Task details: Nothing but the exact text of the entries should appear in your answer; pictures stay out.

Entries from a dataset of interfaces
####################

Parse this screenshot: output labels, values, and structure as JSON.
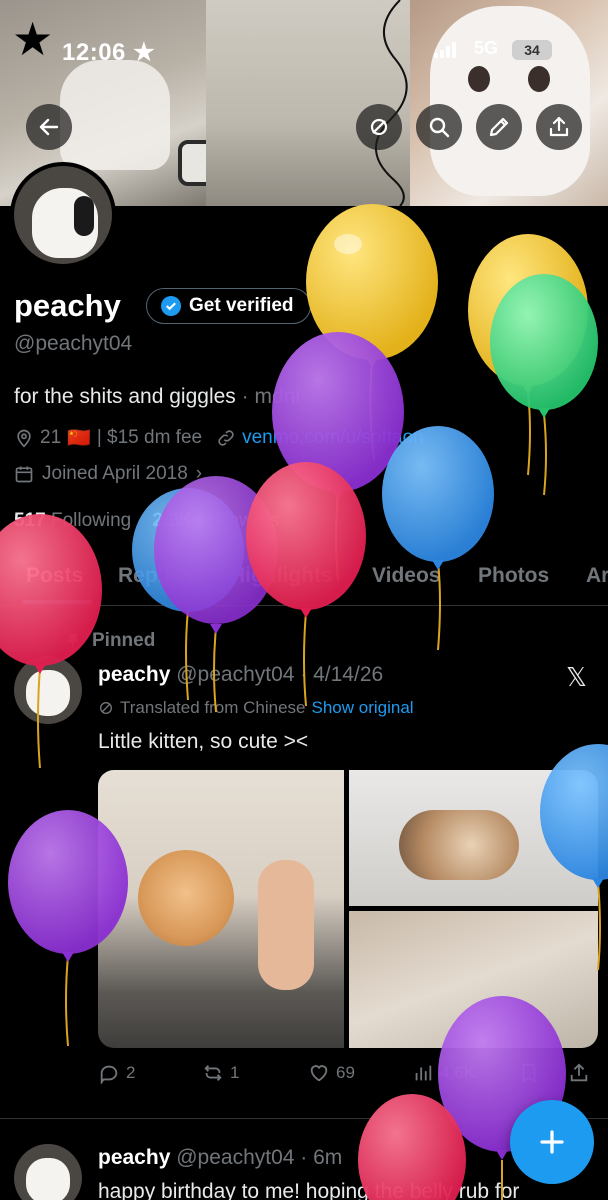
{
  "status_bar": {
    "time": "12:06",
    "time_star": "★",
    "network": "5G",
    "battery": "34"
  },
  "profile": {
    "display_name": "peachy",
    "get_verified_label": "Get verified",
    "handle": "@peachyt04",
    "bio_main": "for the shits and giggles",
    "bio_tag": "· mdni",
    "age": "21",
    "flag": "🇨🇳",
    "fee": "| $15 dm fee",
    "link": "venmo.com/u/softaon",
    "joined": "Joined April 2018",
    "following_count": "517",
    "following_label": "Following",
    "followers_count": "2.2K",
    "followers_label": "Followers"
  },
  "tabs": [
    "Posts",
    "Replies",
    "Highlights",
    "Videos",
    "Photos",
    "Ar"
  ],
  "active_tab": "Posts",
  "pinned_post": {
    "pinned_label": "Pinned",
    "author": "peachy",
    "handle_date": "@peachyt04 · 4/14/26",
    "translated_label": "Translated from Chinese",
    "show_original": "Show original",
    "text": "Little kitten, so cute ><",
    "replies": "2",
    "reposts": "1",
    "likes": "69",
    "views": "4.6K"
  },
  "second_post": {
    "author": "peachy",
    "handle_date": "@peachyt04 · 6m",
    "text": "happy birthday to me! hoping the belly rub for"
  },
  "icons": {
    "back": "back-arrow-icon",
    "mute": "mute-icon",
    "search": "search-icon",
    "edit": "pencil-icon",
    "share": "share-icon",
    "compose": "plus-icon",
    "platform": "x-logo-icon"
  },
  "colors": {
    "accent": "#1d9bf0",
    "background": "#000000",
    "muted_text": "#71767b",
    "divider": "#2f3336"
  }
}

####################

Answer to the problem:
Parse this screenshot: output labels, values, and structure as JSON.
{
  "status_bar": {
    "time": "12:06",
    "time_star": "★",
    "network": "5G",
    "battery": "34"
  },
  "profile": {
    "display_name": "peachy",
    "get_verified_label": "Get verified",
    "handle": "@peachyt04",
    "bio_main": "for the shits and giggles",
    "bio_tag": "· mdni",
    "age": "21",
    "flag": "🇨🇳",
    "fee": "| $15 dm fee",
    "link": "venmo.com/u/softaon",
    "joined": "Joined April 2018",
    "following_count": "517",
    "following_label": "Following",
    "followers_count": "2.2K",
    "followers_label": "Followers"
  },
  "tabs": [
    "Posts",
    "Replies",
    "Highlights",
    "Videos",
    "Photos",
    "Ar"
  ],
  "active_tab": "Posts",
  "pinned_post": {
    "pinned_label": "Pinned",
    "author": "peachy",
    "handle_date": "@peachyt04 · 4/14/26",
    "translated_label": "Translated from Chinese",
    "show_original": "Show original",
    "text": "Little kitten, so cute ><",
    "replies": "2",
    "reposts": "1",
    "likes": "69",
    "views": "4.6K"
  },
  "second_post": {
    "author": "peachy",
    "handle_date": "@peachyt04 · 6m",
    "text": "happy birthday to me! hoping the belly rub for"
  },
  "icons": {
    "back": "back-arrow-icon",
    "mute": "mute-icon",
    "search": "search-icon",
    "edit": "pencil-icon",
    "share": "share-icon",
    "compose": "plus-icon",
    "platform": "x-logo-icon"
  },
  "colors": {
    "accent": "#1d9bf0",
    "background": "#000000",
    "muted_text": "#71767b",
    "divider": "#2f3336"
  }
}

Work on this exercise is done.